* Problem to work on *
Across the listing that follows, establish how many lines contain the string "timestamp" and provide that number by itself.

* Provided data *
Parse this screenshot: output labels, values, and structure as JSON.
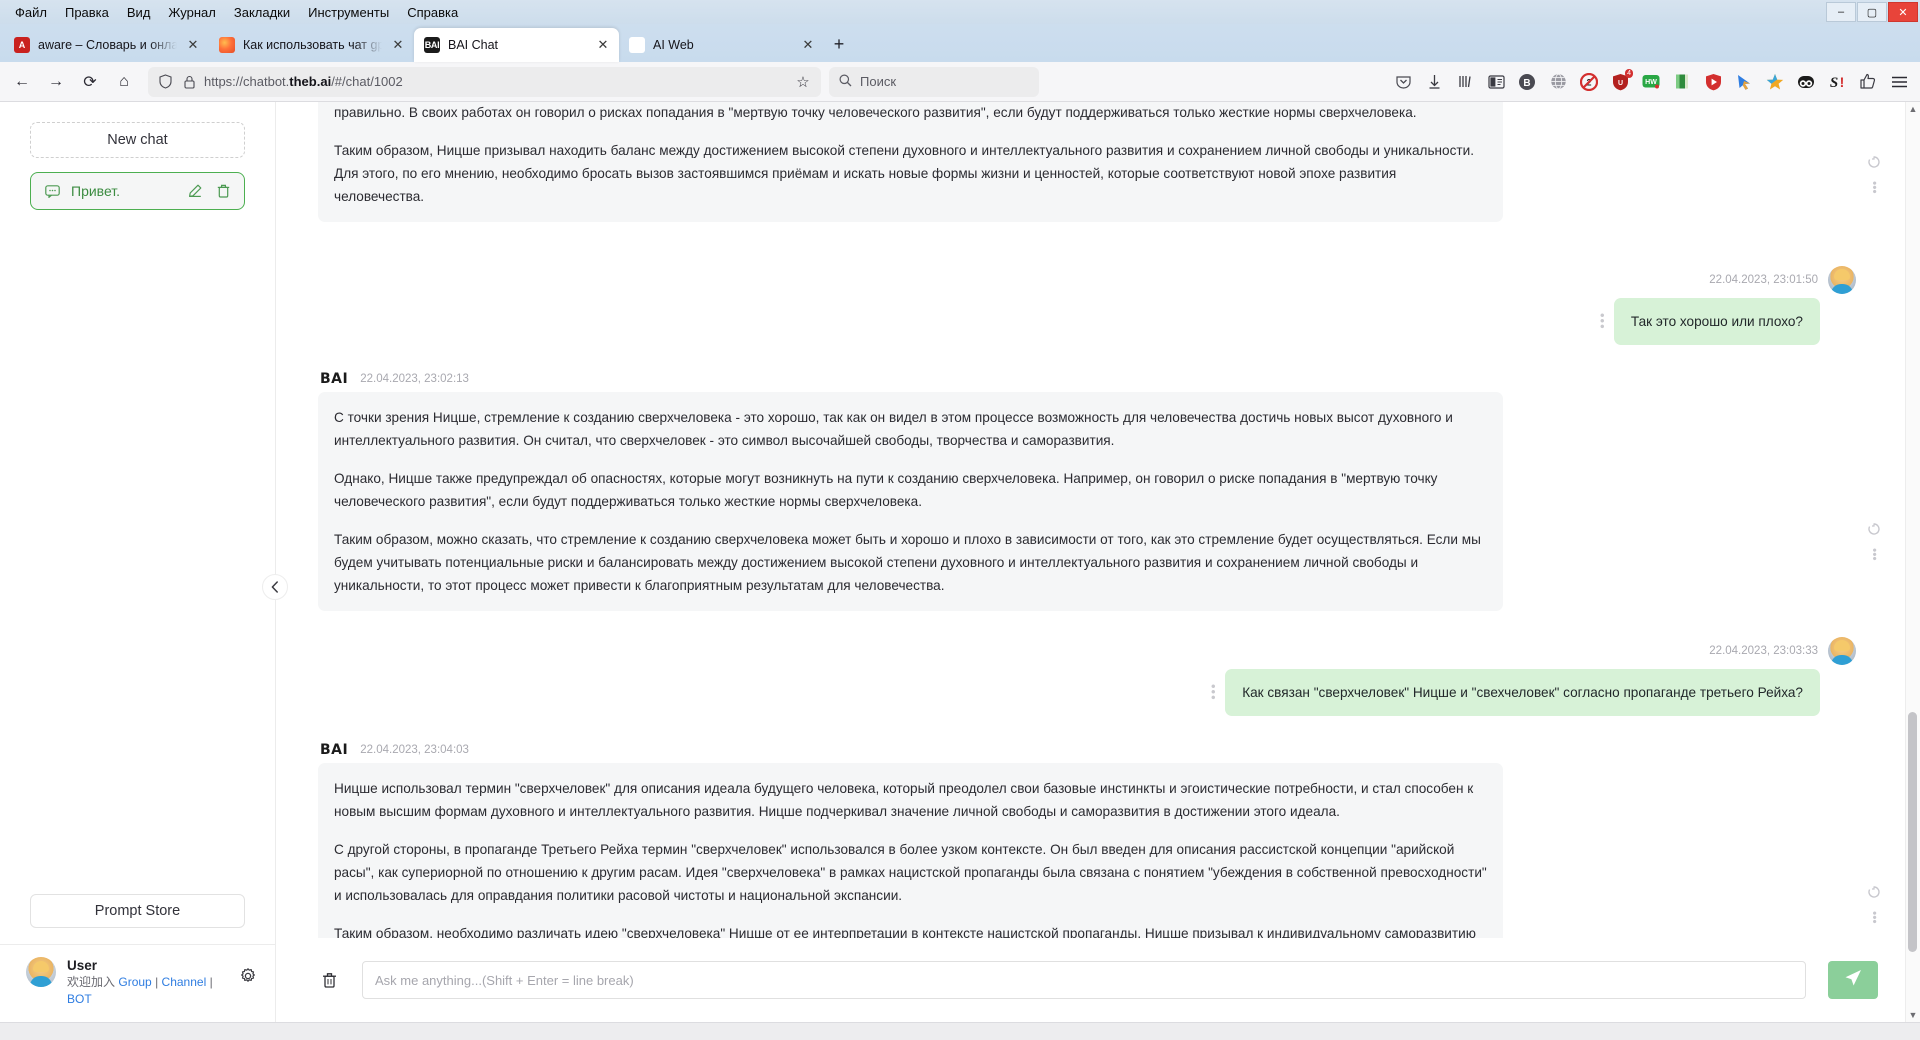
{
  "browser": {
    "menubar": [
      "Файл",
      "Правка",
      "Вид",
      "Журнал",
      "Закладки",
      "Инструменты",
      "Справка"
    ],
    "window_controls": {
      "minimize": "–",
      "maximize": "▢",
      "close": "✕"
    },
    "tabs": [
      {
        "title": "aware – Словарь и онлайн перевод",
        "favicon": "aware-icon",
        "active": false,
        "close": "✕"
      },
      {
        "title": "Как использовать чат gpt беспла",
        "favicon": "firefox-icon",
        "active": false,
        "close": "✕"
      },
      {
        "title": "BAI Chat",
        "favicon": "bai-icon",
        "active": true,
        "close": "✕"
      },
      {
        "title": "AI Web",
        "favicon": "openai-icon",
        "active": false,
        "close": "✕"
      }
    ],
    "new_tab_label": "+",
    "nav": {
      "back": "←",
      "forward": "→",
      "reload": "⟳",
      "home": "⌂"
    },
    "url": {
      "prefix": "https://chatbot.",
      "domain": "theb.ai",
      "path": "/#/chat/1002"
    },
    "bookmark_star": "☆",
    "search": {
      "placeholder": "Поиск",
      "icon": "search-icon"
    },
    "extensions": [
      {
        "name": "pocket-icon",
        "glyph": "⌄"
      },
      {
        "name": "downloads-icon",
        "glyph": "↓"
      },
      {
        "name": "library-icon",
        "glyph": "|||\\"
      },
      {
        "name": "reader-sidebar-icon",
        "glyph": "▤"
      },
      {
        "name": "bitwarden-icon",
        "glyph": "B"
      },
      {
        "name": "globe-translate-icon",
        "glyph": "🌐"
      },
      {
        "name": "adblock-icon",
        "glyph": "🚫"
      },
      {
        "name": "shield-guard-icon",
        "glyph": "🛡",
        "badge": "4"
      },
      {
        "name": "homework-icon",
        "glyph": "HW"
      },
      {
        "name": "notes-icon",
        "glyph": "📗"
      },
      {
        "name": "adguard-icon",
        "glyph": "🛡"
      },
      {
        "name": "pointer-icon",
        "glyph": "🖱"
      },
      {
        "name": "star-rating-icon",
        "glyph": "★"
      },
      {
        "name": "panda-icon",
        "glyph": "🐼"
      },
      {
        "name": "savefrom-icon",
        "glyph": "S!"
      },
      {
        "name": "thumbs-up-icon",
        "glyph": "👍"
      },
      {
        "name": "hamburger-menu-icon",
        "glyph": "☰"
      }
    ]
  },
  "sidebar": {
    "new_chat_label": "New chat",
    "chats": [
      {
        "title": "Привет.",
        "icon": "chat-bubble-icon",
        "edit_icon": "pencil-icon",
        "delete_icon": "trash-icon",
        "active": true
      }
    ],
    "prompt_store_label": "Prompt Store",
    "user": {
      "name": "User",
      "welcome_prefix": "欢迎加入",
      "links": [
        "Group",
        "Channel",
        "BOT"
      ],
      "separator": "|",
      "settings_icon": "gear-icon"
    },
    "collapse_icon": "chevron-left-icon"
  },
  "chat": {
    "brand": "BAI",
    "messages": [
      {
        "role": "assistant",
        "timestamp": "",
        "clipped_top": true,
        "paragraphs": [
          "Однако, Ницше также предупреждал о возможных негативных последствиях этого процесса, так как термин \"сверхчеловек\" может быть интерпретирован или использован не правильно. В своих работах он говорил о рисках попадания в \"мертвую точку человеческого развития\", если будут поддерживаться только жесткие нормы сверхчеловека.",
          "Таким образом, Ницше призывал находить баланс между достижением высокой степени духовного и интеллектуального развития и сохранением личной свободы и уникальности. Для этого, по его мнению, необходимо бросать вызов застоявшимся приёмам и искать новые формы жизни и ценностей, которые соответствуют новой эпохе развития человечества."
        ]
      },
      {
        "role": "user",
        "timestamp": "22.04.2023, 23:01:50",
        "text": "Так это хорошо или плохо?"
      },
      {
        "role": "assistant",
        "timestamp": "22.04.2023, 23:02:13",
        "paragraphs": [
          "С точки зрения Ницше, стремление к созданию сверхчеловека - это хорошо, так как он видел в этом процессе возможность для человечества достичь новых высот духовного и интеллектуального развития. Он считал, что сверхчеловек - это символ высочайшей свободы, творчества и саморазвития.",
          "Однако, Ницше также предупреждал об опасностях, которые могут возникнуть на пути к созданию сверхчеловека. Например, он говорил о риске попадания в \"мертвую точку человеческого развития\", если будут поддерживаться только жесткие нормы сверхчеловека.",
          "Таким образом, можно сказать, что стремление к созданию сверхчеловека может быть и хорошо и плохо в зависимости от того, как это стремление будет осуществляться. Если мы будем учитывать потенциальные риски и балансировать между достижением высокой степени духовного и интеллектуального развития и сохранением личной свободы и уникальности, то этот процесс может привести к благоприятным результатам для человечества."
        ]
      },
      {
        "role": "user",
        "timestamp": "22.04.2023, 23:03:33",
        "text": "Как связан \"сверхчеловек\" Ницше и \"свехчеловек\" согласно пропаганде третьего Рейха?"
      },
      {
        "role": "assistant",
        "timestamp": "22.04.2023, 23:04:03",
        "paragraphs": [
          "Ницше использовал термин \"сверхчеловек\" для описания идеала будущего человека, который преодолел свои базовые инстинкты и эгоистические потребности, и стал способен к новым высшим формам духовного и интеллектуального развития. Ницше подчеркивал значение личной свободы и саморазвития в достижении этого идеала.",
          "С другой стороны, в пропаганде Третьего Рейха термин \"сверхчеловек\" использовался в более узком контексте. Он был введен для описания рассистской концепции \"арийской расы\", как супериорной по отношению к другим расам. Идея \"сверхчеловека\" в рамках нацистской пропаганды была связана с понятием \"убеждения в собственной превосходности\" и использовалась для оправдания политики расовой чистоты и национальной экспансии.",
          "Таким образом, необходимо различать идею \"сверхчеловека\" Ницше от ее интерпретации в контексте нацистской пропаганды. Ницше призывал к индивидуальному саморазвитию и свободе, в то время как концепция \"сверхчеловека\" в рамках нацизма была использована в целях оправдания политики геноцида и экспансии."
        ]
      }
    ],
    "actions": {
      "copy_icon": "copy-icon",
      "more_icon": "more-vertical-icon"
    }
  },
  "composer": {
    "clear_icon": "trash-icon",
    "placeholder": "Ask me anything...(Shift + Enter = line break)",
    "value": "",
    "send_icon": "send-icon"
  },
  "scrollbar": {
    "up_arrow": "▲",
    "down_arrow": "▼"
  },
  "colors": {
    "accent_green": "#4caf50",
    "user_bubble": "#d7f2d7",
    "assistant_bubble": "#f5f6f7",
    "send_button": "#8bcf9a",
    "link_blue": "#2f7de1"
  }
}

* Result for this task *
5